Just before the FIRST Robotics Championship last week I sat down with Lisa Harding, a chemical engineer and science teacher at Westminster Christian Academy. Lisa has so much passion for her students, their school and the FIRST Robotics program, that it was hard to edit down our great conversation into to YouTube-sized soundbites. So here are three clips of our conversation discussing how they got started, how their team works, and how they won the Rookie All-Star award at the regional competition.
Lisa notes that the program brought out kids she didn't know were interested in science. She says the team members are very diverse in their skills and talents. It's part of the beauty of FIRST - it brings engineering and science together with art and business interests.
"This program bridged so many different areas of our school."
Lisa says she knows it's cliche to say it's "life changing", but it is:
"We've inspired people to consider engineering... It's become more appealing... It's certainly broken stereotypes about what engineering is... It's become personal now and they've opened their minds to working at that as a potential future career."
Lisa notes one of the things she loved about the program is how it bridges social, gender and class groups. Then at competitions, this went to the next level with cross-team collaboration. FIRST calls it CooperitionTM:
"displaying unqualified kindness and respect in the face of fierce competition. Coopertition is founded on the concept and a philosophy that teams can and should help and cooperate with each other even as they compete."
Lisa describes it this way:
"Teams were rushing to lend tools and not just tools but expertise... not only did you build a really good robot and come to the competition and perform well but you had that sense of being able to help other teams do the same."

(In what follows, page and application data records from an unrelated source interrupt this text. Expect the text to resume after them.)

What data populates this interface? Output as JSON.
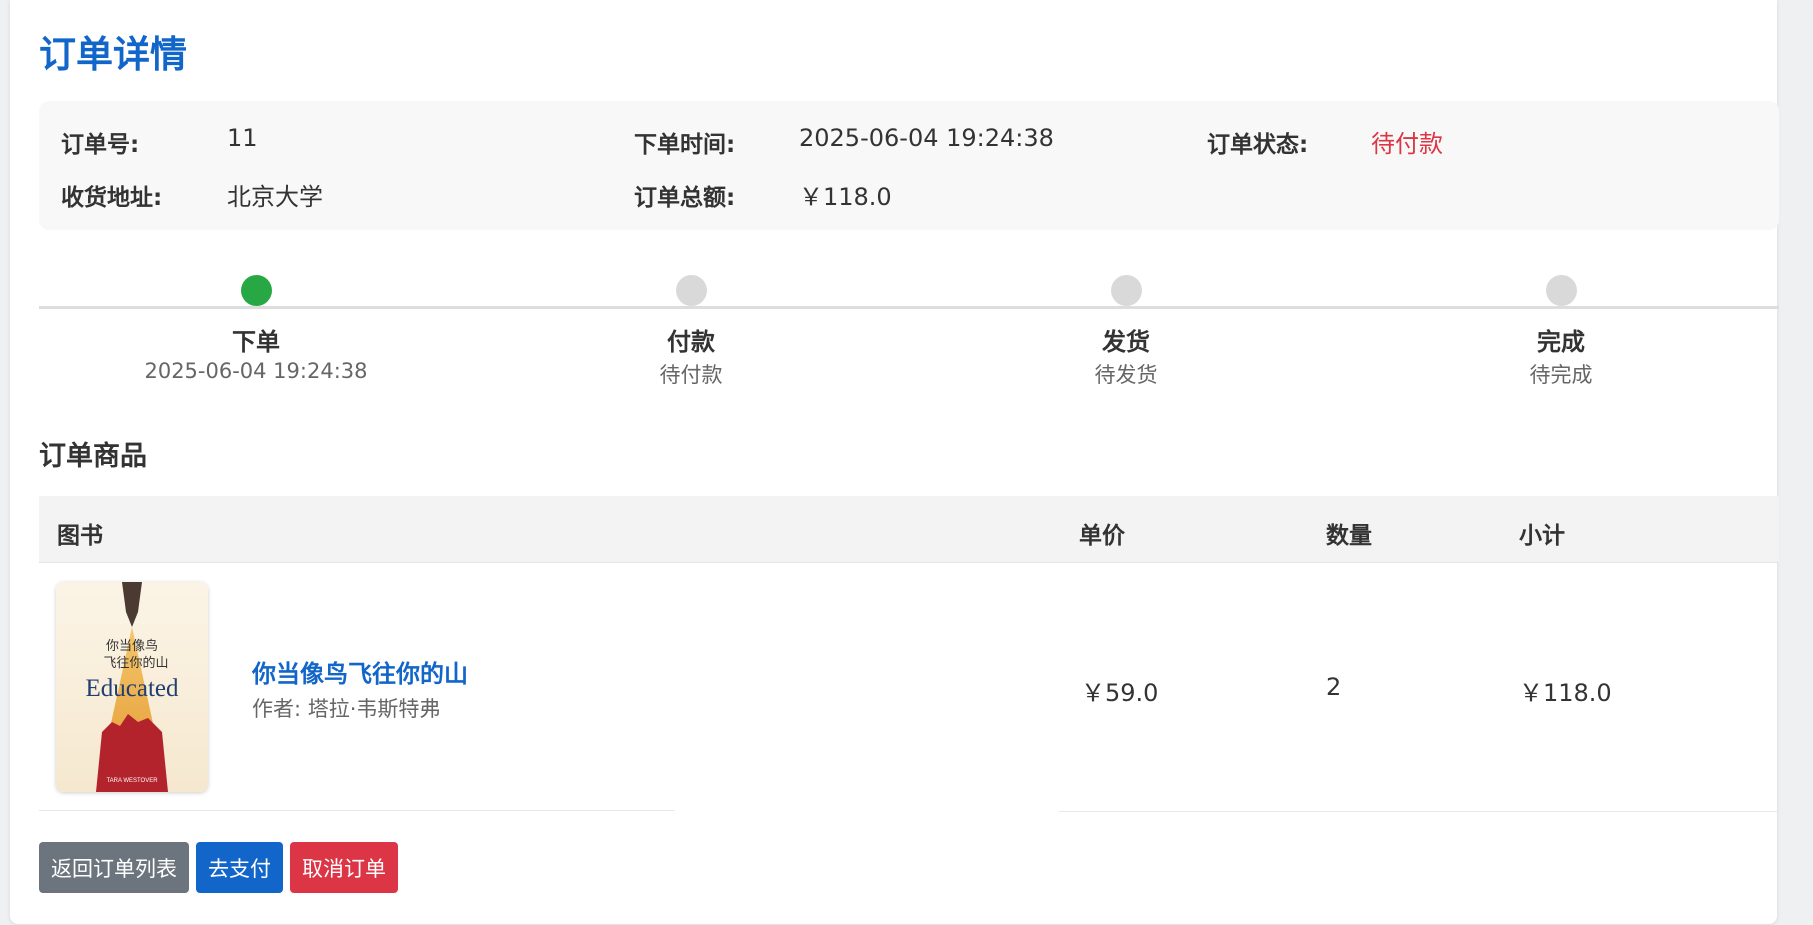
{
  "page": {
    "title": "订单详情"
  },
  "info": {
    "order_no_label": "订单号:",
    "order_no": "11",
    "time_label": "下单时间:",
    "time": "2025-06-04 19:24:38",
    "status_label": "订单状态:",
    "status": "待付款",
    "address_label": "收货地址:",
    "address": "北京大学",
    "total_label": "订单总额:",
    "total": "￥118.0"
  },
  "steps": [
    {
      "title": "下单",
      "sub": "2025-06-04 19:24:38",
      "done": true
    },
    {
      "title": "付款",
      "sub": "待付款",
      "done": false
    },
    {
      "title": "发货",
      "sub": "待发货",
      "done": false
    },
    {
      "title": "完成",
      "sub": "待完成",
      "done": false
    }
  ],
  "items_section": {
    "title": "订单商品",
    "headers": {
      "book": "图书",
      "price": "单价",
      "qty": "数量",
      "subtotal": "小计"
    },
    "rows": [
      {
        "title": "你当像鸟飞往你的山",
        "author": "作者: 塔拉·韦斯特弗",
        "price": "￥59.0",
        "qty": "2",
        "subtotal": "￥118.0",
        "cover": {
          "cn_line1": "你当像鸟",
          "cn_line2": "飞往你的山",
          "en_title": "Educated",
          "author_en": "TARA WESTOVER"
        }
      }
    ]
  },
  "actions": {
    "back": "返回订单列表",
    "pay": "去支付",
    "cancel": "取消订单"
  },
  "colors": {
    "accent": "#1266c9",
    "danger": "#dc3545",
    "success": "#28a745",
    "secondary": "#6c757d"
  }
}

As I mentioned in my post on team mentor Tim Terlouw, thank you to folks like Lisa and Tim who inspire students to consider careers in STEM. Even if you're not ready for FIRST, you should try Lisa's 101 ways to kill a peep with science to get young students engaged ;-).